Interface dataset entries:
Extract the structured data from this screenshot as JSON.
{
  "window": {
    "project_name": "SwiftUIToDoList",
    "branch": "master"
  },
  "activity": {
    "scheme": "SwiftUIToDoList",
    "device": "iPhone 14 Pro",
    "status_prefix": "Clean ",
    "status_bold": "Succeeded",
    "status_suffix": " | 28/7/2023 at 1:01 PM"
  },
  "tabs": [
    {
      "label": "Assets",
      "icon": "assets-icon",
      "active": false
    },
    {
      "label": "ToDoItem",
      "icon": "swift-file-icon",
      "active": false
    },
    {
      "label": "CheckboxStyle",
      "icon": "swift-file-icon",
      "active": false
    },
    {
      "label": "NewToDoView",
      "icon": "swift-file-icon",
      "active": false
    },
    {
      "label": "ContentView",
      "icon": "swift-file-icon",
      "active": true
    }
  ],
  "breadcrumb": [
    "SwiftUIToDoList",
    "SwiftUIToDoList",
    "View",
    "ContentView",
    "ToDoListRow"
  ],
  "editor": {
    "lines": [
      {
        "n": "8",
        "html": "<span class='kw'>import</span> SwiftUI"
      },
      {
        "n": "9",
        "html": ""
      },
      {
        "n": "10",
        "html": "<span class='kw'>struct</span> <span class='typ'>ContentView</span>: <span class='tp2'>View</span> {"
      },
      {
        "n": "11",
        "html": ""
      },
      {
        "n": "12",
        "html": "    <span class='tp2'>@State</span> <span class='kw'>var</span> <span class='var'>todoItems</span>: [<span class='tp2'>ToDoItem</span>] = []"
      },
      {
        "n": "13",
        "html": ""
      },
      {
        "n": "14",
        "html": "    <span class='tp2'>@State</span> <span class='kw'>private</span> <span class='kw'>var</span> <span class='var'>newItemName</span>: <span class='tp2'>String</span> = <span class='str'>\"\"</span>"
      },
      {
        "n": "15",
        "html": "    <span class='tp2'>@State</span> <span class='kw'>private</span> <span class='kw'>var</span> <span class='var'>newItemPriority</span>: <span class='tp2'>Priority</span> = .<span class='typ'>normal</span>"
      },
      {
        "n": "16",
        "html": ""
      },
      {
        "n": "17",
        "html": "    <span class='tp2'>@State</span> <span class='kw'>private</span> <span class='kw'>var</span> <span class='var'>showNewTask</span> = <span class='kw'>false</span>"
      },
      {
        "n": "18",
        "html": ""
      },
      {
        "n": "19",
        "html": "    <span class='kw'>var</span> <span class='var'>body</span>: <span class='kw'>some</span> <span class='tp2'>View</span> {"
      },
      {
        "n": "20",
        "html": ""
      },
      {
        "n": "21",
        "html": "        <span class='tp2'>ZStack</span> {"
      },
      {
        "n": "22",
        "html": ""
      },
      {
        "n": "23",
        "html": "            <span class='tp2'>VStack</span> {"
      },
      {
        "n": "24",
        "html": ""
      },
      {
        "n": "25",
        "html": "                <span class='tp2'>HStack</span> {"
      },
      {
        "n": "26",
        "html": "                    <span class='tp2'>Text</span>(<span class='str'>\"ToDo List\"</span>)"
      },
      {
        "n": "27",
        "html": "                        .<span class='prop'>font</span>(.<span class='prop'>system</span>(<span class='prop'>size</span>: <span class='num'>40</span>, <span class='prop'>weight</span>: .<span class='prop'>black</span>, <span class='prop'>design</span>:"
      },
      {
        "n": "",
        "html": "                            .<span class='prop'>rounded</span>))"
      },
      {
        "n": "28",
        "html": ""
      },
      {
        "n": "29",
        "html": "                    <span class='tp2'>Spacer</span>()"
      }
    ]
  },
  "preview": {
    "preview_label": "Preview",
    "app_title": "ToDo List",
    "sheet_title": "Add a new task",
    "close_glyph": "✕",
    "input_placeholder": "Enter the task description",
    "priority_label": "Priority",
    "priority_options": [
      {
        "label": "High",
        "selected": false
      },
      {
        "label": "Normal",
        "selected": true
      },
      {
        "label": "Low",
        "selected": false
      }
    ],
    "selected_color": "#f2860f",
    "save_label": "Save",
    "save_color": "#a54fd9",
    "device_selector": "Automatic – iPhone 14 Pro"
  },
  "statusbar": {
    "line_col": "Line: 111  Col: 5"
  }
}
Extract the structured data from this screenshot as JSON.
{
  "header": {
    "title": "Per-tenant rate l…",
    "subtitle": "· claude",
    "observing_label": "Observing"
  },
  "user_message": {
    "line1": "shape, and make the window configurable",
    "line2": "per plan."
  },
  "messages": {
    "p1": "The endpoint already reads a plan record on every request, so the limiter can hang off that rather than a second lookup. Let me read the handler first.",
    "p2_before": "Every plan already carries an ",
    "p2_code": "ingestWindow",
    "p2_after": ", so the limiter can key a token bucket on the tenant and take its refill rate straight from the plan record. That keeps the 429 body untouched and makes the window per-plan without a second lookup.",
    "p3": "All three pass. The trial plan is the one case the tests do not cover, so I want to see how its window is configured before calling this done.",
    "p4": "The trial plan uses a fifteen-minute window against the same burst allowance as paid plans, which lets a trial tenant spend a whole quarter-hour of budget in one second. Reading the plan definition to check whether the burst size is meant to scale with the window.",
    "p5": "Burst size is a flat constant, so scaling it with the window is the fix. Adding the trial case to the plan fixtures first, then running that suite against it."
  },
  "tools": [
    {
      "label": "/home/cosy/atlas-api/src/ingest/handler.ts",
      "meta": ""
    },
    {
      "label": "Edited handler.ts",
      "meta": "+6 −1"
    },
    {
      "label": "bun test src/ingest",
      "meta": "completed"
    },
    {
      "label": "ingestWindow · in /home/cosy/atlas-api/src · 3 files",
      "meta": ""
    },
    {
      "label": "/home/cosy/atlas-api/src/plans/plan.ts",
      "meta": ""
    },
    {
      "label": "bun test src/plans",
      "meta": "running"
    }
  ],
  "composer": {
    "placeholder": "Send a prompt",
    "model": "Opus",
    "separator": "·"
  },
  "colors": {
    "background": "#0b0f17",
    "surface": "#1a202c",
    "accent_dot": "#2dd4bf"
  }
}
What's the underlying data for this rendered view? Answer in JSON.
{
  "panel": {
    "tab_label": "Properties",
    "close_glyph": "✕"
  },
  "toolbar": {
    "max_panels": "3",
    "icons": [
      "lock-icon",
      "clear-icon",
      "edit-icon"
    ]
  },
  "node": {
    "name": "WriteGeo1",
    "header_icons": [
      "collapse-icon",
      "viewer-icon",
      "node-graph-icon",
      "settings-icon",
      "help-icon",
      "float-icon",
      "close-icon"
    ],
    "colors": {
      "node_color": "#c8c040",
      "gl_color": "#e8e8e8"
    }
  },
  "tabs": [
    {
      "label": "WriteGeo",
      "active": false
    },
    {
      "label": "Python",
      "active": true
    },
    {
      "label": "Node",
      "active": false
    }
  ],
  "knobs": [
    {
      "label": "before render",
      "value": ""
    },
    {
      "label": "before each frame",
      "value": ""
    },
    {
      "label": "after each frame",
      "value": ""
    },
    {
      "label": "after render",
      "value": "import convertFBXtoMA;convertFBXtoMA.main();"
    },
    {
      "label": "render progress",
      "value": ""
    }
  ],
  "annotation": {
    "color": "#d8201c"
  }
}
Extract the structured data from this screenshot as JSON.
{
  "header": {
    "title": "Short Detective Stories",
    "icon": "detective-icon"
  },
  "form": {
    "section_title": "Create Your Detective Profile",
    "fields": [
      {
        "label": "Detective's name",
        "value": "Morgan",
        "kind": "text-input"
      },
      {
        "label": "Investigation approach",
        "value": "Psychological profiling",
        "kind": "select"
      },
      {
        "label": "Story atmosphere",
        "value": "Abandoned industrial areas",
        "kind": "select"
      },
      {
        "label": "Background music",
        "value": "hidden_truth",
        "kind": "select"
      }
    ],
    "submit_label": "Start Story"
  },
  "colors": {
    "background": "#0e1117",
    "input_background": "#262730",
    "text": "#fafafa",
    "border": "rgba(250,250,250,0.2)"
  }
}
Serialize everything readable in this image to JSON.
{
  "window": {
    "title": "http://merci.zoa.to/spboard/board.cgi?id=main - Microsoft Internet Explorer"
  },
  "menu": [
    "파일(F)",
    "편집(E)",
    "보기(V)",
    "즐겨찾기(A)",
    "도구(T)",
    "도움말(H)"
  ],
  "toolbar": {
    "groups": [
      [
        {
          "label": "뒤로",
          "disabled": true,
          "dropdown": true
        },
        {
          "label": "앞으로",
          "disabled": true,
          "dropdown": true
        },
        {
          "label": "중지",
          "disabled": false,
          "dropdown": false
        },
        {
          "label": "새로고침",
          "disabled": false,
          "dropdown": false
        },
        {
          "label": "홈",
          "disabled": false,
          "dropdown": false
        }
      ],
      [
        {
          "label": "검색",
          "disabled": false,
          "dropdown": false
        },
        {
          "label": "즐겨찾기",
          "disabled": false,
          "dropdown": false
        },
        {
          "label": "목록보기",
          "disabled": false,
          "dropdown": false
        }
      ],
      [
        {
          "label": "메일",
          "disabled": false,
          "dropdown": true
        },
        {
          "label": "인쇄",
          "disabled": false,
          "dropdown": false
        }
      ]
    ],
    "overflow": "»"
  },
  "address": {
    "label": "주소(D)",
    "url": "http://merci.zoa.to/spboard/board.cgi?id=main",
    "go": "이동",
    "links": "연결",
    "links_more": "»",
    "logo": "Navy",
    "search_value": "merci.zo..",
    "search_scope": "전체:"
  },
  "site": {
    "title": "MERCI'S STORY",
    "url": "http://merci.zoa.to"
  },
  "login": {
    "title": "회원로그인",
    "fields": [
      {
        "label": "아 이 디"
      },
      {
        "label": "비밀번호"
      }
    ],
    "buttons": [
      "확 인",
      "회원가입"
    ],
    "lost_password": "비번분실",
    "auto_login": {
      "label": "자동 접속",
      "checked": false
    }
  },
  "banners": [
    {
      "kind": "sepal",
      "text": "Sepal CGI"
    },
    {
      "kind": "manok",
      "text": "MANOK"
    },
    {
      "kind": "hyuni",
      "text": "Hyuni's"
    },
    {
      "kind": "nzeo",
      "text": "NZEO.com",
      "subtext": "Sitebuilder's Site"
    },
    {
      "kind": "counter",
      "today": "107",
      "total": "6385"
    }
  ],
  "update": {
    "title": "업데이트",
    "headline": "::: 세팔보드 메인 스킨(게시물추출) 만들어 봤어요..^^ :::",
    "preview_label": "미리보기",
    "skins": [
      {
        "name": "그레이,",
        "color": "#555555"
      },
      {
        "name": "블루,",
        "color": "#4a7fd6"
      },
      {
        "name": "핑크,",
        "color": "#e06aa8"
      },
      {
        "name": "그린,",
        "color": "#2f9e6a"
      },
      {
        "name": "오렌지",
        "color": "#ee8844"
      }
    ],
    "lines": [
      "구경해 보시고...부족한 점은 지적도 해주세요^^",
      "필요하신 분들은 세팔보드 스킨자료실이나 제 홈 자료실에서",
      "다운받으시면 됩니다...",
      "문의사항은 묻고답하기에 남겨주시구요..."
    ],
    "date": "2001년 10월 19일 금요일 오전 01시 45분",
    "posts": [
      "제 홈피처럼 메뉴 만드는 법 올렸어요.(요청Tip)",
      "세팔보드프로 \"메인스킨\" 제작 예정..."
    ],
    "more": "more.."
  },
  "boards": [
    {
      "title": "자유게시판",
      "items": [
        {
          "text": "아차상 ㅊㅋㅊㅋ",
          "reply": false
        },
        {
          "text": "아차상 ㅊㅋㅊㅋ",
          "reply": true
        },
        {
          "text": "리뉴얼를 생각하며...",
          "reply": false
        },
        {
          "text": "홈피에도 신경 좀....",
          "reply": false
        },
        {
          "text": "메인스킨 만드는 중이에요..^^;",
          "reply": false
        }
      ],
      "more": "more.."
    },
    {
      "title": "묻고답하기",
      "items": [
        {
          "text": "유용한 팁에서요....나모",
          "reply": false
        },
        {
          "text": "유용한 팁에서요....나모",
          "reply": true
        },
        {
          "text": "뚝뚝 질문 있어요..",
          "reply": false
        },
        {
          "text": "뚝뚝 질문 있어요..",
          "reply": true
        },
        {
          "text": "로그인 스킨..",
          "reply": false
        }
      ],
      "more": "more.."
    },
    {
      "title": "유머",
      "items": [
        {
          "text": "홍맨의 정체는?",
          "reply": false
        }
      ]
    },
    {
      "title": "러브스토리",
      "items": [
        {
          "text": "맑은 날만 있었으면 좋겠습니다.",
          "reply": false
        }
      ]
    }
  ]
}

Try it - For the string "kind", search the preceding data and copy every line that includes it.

Finished exercise -
        "kind": "text-input"
        "kind": "select"
        "kind": "select"
        "kind": "select"
      "kind": "sepal",
      "kind": "manok",
      "kind": "hyuni",
      "kind": "nzeo",
      "kind": "counter",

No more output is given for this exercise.